Only an exact repetition of all the entries will be accepted.
━━ Dataset entries ━━
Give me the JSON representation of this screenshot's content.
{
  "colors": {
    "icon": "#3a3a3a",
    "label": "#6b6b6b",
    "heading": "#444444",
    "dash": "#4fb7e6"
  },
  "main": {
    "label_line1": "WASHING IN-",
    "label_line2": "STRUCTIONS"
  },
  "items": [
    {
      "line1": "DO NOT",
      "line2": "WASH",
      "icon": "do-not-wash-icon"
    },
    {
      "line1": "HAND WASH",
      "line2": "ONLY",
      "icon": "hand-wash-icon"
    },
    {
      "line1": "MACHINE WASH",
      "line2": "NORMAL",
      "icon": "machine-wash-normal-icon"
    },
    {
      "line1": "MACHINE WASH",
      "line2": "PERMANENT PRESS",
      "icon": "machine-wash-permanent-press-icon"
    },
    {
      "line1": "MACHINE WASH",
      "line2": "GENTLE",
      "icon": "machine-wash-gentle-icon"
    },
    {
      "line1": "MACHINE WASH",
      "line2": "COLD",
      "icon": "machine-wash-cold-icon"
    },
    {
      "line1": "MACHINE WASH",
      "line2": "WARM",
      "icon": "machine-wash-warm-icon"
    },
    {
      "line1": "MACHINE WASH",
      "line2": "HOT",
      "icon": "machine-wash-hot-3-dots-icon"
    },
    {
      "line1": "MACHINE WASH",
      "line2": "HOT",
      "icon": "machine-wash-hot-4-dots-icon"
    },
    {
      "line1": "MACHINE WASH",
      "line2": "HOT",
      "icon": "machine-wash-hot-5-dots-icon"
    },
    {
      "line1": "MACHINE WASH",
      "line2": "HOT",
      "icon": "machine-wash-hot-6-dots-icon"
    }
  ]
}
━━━
*Task solution*
Give me the JSON representation of this screenshot's content.
{
  "colors": {
    "icon": "#3a3a3a",
    "label": "#6b6b6b",
    "heading": "#444444",
    "dash": "#4fb7e6"
  },
  "main": {
    "label_line1": "WASHING IN-",
    "label_line2": "STRUCTIONS"
  },
  "items": [
    {
      "line1": "DO NOT",
      "line2": "WASH",
      "icon": "do-not-wash-icon"
    },
    {
      "line1": "HAND WASH",
      "line2": "ONLY",
      "icon": "hand-wash-icon"
    },
    {
      "line1": "MACHINE WASH",
      "line2": "NORMAL",
      "icon": "machine-wash-normal-icon"
    },
    {
      "line1": "MACHINE WASH",
      "line2": "PERMANENT PRESS",
      "icon": "machine-wash-permanent-press-icon"
    },
    {
      "line1": "MACHINE WASH",
      "line2": "GENTLE",
      "icon": "machine-wash-gentle-icon"
    },
    {
      "line1": "MACHINE WASH",
      "line2": "COLD",
      "icon": "machine-wash-cold-icon"
    },
    {
      "line1": "MACHINE WASH",
      "line2": "WARM",
      "icon": "machine-wash-warm-icon"
    },
    {
      "line1": "MACHINE WASH",
      "line2": "HOT",
      "icon": "machine-wash-hot-3-dots-icon"
    },
    {
      "line1": "MACHINE WASH",
      "line2": "HOT",
      "icon": "machine-wash-hot-4-dots-icon"
    },
    {
      "line1": "MACHINE WASH",
      "line2": "HOT",
      "icon": "machine-wash-hot-5-dots-icon"
    },
    {
      "line1": "MACHINE WASH",
      "line2": "HOT",
      "icon": "machine-wash-hot-6-dots-icon"
    }
  ]
}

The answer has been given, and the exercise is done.